But is it possible that attempts at preventing early death have also raised the maximum human life span and may continue to do so? Studying trends in maximum human life span over time could give an answer. But this kind of actuarial calculation is always complex and often wrong. For example in 1921 it was "demonstrated" that ages above 105 were "impossible." Estimating the limits to longevity has since been criticized because every "maximum limit" to life span so far proposed has been surpassed.
A century after they were discovered killing diarrhea-causing bacteria in the feces of World War I soldiers, the viruses known as bacteriophages, or simply phages, are drawing new attention for the role they might play within the human body. Phages have been found most everywhere, from oceans to soils. Now, a study suggests that people absorb up to 30 billion phages every day through their intestines. Though where those viruses end up is unclear, those data and other recent studies have some scientists wondering whether a sea of phages within the human body--a "phageome"--might play a key role in our physiology, perhaps by regulating our immune system.

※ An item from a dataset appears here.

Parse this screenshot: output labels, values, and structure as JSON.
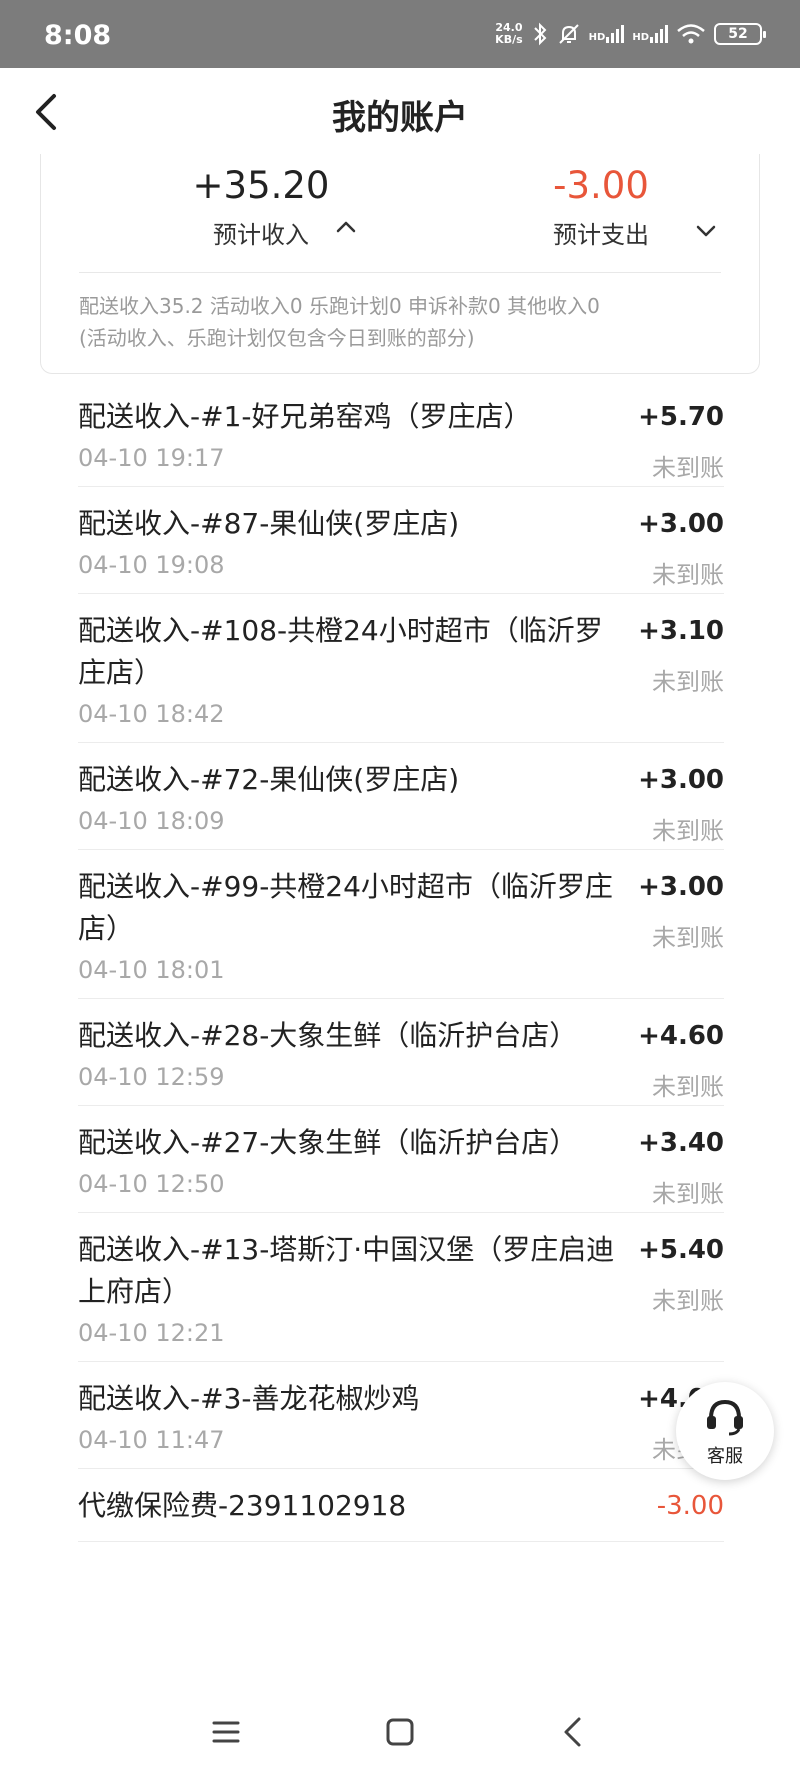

South Africa's varied population makes it a magnet for research on public health and human diversity. But a new privacy law called The Protection of Personal Information Act, scheduled to go into effect in 2020, could upend such research. The law aims to protect South Africans from abuse of their personal data and says that such information, including genetic data, must be collected for a specific purpose--and that data subjects need to be "aware of the purpose." But giant sample and data repositories called biobanks are transforming health research around the world by allowing multiple researchers to ask new questions of the same data. At a meeting in Cape Town on 4–5 February, lawyers, ethicists, and researchers discussed how the new South African rule could limit such secondary use of data and hamstring international collaborations.
Editor's Note: The Global Affairs column is curated by Stratfor's board of contributors, a diverse group of thinkers whose expertise inspires rigorous and innovative thought. Their opinions are their own and serve to complement and even challenge our beliefs. We welcome that challenge, and we hope our readers do too. When scientists launched the Human Genome Project in 1990, it promised to be a major breakthrough in the study of human genetics for conquering disease. At least compared with the high expectations it initially inspired, it has been rather disappointing for the major diseases.
In 2006, Magdalena Zernicka-Goetz was pregnant, unexpectedly, at age 42. A genetic test of the fetal portion of the placenta showed that roughly a third of the cells carried a serious abnormality: an extra copy of chromosome 2. The University of Cambridge in the United Kingdom professor's specialty, developmental biology, was suddenly personal. Nature could hardly have come up with a more vivid irony. Zernicka-Goetz is not only a developmental biologist; she has spent more than a decade working in mice to pinpoint when and how cells in an early embryo start to differentiate.